A year after it was approved by the General Faculties Council, the new A+ grade made its first appearance on course outlines this week.
"The A+ grade is part of a province-wide initiative to have a common grading scale amongst post-secondary institutions," said University of Calgary Registrar David Johnston. "I know that the University of Alberta will be adopting the A+ grade next September and [the University of] Lethbridge is already using it."
Originally gfc planned to implement the honorific A+ grade, which converts on transcripts to a 4.0 grade point like a regular A, in September 2003. The change this year caught some instructors and students by surprise. For example, most syllabi from the Department of Political Science described the A+ grade while the syllabi from the Department of Economics contained no mention of the new grade. According to Undergraduate co-ordinator for the Department of Economics Dr. Jim Gaisford, instructors in Economics informed students of the A+ grading system verbally on the first day of classes.
"I think it’s probably true to say that the A+ grades were not very well publicized among faculty in this department," said Gaisford. "Notification for the A+ grade was given to us after the May deadline for course outline submissions."
According to U of C Associate Vice-President Academic Dr. Peggy Patterson, the U of C was able to adopt the A+ grade earlier than some other universities because the U of C’s systems required comparatively minor changes.
"We were already making system changes as a result of Direct Entry which required rejigging of some of the systems," said Patterson. "We saved time because incorporating A+ required so few additional changes."
Students’ Union Vice-President Academic Rosie Nagra has some reservations about the implementation of the new system.
"We will be lobbying to have the implementation of the A+ system pushed back, as communication has not been clear both with faculty and students," said Nagra. "We would like to see if this initiative could be re-addressed to improve clarity and communication."

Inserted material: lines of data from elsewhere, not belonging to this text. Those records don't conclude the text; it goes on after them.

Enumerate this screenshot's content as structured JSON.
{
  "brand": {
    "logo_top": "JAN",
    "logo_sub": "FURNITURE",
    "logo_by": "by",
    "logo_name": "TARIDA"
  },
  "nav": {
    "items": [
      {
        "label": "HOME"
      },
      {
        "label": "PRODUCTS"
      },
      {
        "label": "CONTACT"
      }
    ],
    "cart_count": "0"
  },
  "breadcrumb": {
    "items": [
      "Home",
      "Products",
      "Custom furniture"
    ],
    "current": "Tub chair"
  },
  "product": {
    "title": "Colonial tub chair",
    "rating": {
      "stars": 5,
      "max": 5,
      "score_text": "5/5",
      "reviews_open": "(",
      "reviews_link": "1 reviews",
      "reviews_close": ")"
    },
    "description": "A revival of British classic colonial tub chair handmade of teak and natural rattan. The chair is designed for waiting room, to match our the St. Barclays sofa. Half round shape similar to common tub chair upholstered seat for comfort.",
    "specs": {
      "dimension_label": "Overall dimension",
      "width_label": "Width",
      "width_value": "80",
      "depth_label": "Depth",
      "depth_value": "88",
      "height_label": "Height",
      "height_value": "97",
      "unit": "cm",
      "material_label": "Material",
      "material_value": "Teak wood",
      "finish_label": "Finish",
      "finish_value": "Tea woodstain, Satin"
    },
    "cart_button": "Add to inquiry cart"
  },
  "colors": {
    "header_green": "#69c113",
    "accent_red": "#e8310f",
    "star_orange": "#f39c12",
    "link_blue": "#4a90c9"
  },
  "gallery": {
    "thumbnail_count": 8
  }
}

Nagra believes that students were not sufficiently informed of the change, described in the 2002–2003 Calendar, and will address the issues in consultation with the Academic Program Committee.
"What is required to receive an honorific grade must be more clearly addressed," she said. "Upon discussion of this item with [the Students’ Academic Assembly], it was discovered even within departments, the actual implementation of the A+ grade differs… Furthermore, saa was concerned that what a student must do to receive an A+ was not very clear, or in some cases fair."
Nagra also had concerns regarding the appearance of the A+ grade on transcripts when applying for scholarships. Patterson stated that appropriate documentation will appear on all transcripts explaining the availability of the A+ grade. She also said that students would benefit from the availability of A+ grades when transferring to other institutions with different grading systems.
"Some of our students were disadvantaged in the past. Lethbridge had an A+, U of C didn’t," said Patterson. "An A+ translates higher on the U of A scale than an A."
Johnston expects there will be a time of transition as faculty adjust to the new grade.